A bunch of violent, thuggish crackers tore their town to shreds on Saturday. At a pumpkin festival. For quite literally no reason. No one was murdered by a police officer. There was no social injustice. Just wanton destruction in the city of Keene, New Hampshire.
Police were forced to disperse tear gas and pepper spray on the mostly white crowd, who CNN called “rowdy.” This year’s incarnation of the annual pumpkin festival, which set a world record last year with 30,581 lit jack-o’-lanterns, drew a crowd with only one thing in mind: destruction.
“People were just throwing everything they could find — rocks, skateboards, buckets, pumpkins,” said Keene State student Ellery Murray. “People just got too drunk.”
“It’s just like a rush. You’re revolting from the cops,” 18-year-old white guy Steven French, who described the chaos as “wicked,” said of the riot. “It’s a blast to do things that you’re not supposed to do.”
WMTV reports that:
After a brief calm, riots near the area of Butler Court in Keene, New Hampshire, flared up again Saturday night.
Dozens of rioters threw objects at police and set fires near Blake Street around 9:30 p.m., as police officers wearing riot gear pushed the crowd back.
Earlier Saturday afternoon, Keene police say they fired pepper balls into a crowd of hundreds around the Butler Court and Wincester Street areas to diffuse the riot. Rioters threw glass bottles into the crowd and tore down street signs.
According to reports, several people have been injured and some arrests have been made. Ambulances from several difference departments were sent to the scene.
“State and local public safety officials are on the scene and have been working closely together to defuse the situation,” Gov. Maggie Hassan said of the pumpkin riot. “We will continue to monitor the situation and provide any assistance necessary to Keene.”

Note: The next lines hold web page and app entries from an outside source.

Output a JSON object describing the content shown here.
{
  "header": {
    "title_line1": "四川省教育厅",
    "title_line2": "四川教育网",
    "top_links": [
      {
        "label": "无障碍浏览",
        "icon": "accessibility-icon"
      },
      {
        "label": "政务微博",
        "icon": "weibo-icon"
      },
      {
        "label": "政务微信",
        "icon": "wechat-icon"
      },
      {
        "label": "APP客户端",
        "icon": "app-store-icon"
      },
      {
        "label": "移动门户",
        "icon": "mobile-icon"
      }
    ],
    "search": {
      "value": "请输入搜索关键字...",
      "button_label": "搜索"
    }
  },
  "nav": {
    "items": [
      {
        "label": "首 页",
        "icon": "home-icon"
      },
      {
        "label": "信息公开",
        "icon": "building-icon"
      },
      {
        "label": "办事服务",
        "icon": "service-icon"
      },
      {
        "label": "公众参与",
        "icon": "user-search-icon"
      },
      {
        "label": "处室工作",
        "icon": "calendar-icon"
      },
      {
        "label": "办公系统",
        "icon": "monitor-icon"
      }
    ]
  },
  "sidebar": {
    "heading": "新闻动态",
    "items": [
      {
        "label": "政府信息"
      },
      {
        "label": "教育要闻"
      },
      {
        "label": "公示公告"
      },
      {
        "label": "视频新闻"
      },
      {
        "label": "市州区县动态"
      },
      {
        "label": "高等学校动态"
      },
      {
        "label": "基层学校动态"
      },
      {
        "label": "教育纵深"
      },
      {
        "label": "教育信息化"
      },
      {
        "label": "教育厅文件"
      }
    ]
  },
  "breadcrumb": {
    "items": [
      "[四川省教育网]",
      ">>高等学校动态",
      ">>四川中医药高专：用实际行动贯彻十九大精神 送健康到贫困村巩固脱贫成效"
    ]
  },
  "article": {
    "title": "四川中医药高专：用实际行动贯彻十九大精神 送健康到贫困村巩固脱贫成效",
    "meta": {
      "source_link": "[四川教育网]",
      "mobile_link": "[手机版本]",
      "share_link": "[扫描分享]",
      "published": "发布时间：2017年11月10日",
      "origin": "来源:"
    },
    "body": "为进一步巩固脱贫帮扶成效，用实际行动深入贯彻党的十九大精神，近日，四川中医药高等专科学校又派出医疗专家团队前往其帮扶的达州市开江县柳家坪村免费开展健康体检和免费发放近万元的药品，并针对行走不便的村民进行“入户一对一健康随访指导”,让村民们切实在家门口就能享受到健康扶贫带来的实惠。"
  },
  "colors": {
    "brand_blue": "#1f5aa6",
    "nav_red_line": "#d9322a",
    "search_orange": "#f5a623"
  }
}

“I am saddened and disheartened at the events surrounding this year’s Keene Pumpkin Festival,” said Keene State College President Anne Huot. “Despite the concerted efforts of organizers, city officials, police, and Keene State College, there continued to be disruptive behavior at parties in multiple locations around the city, injuries, and property damage.”
Huot blamed the violence and destruction primarily on outside agitators, who she says felt the event was “a destination for destructive and raucous behavior.”
Keene State College released a statement explaining that:
“Over the past few days, a large number of out-of-town visitors have come to Keene for the Keene Pumpkin Festival. Subsequently, during the course of the evening on Friday, off-campus gatherings associated with the Keene Pumpkin Festival escalated at a number of locations around the city. Keene State College administrators have been coordinating closely with the City, and continue to do so. Keene State is also communicating regularly with students and parents of current students.
Incidents in the city, not on Keene State’s campus, subsided overnight but began to increase again by mid-afternoon on Saturday. One large assembly on Winchester Street drew multiple responses from Keene Police on Saturday afternoon. The College is not able to report on injuries or arrests — these incidents do involve Keene State students, and also visitors to Keene.”
More than a dozen arrests were made, and about 30 were injured as rioting white people clashed with police in riot gear.
Many, understandably, are drawing comparisons to Ferguson, Missouri — not because there was incredibly limited rioting following the murder of unarmed teen Michael Brown at the hands of Officer Darren Wilson, not because of the social justice-inspired protests following the shooting, but because white people can do exactly what the Right Wing accuses Ferguson residents of doing for absolutely no reason, and simply be called “unruly” and “rowdy.”
Watch some videos of this example of white privilege in action, below: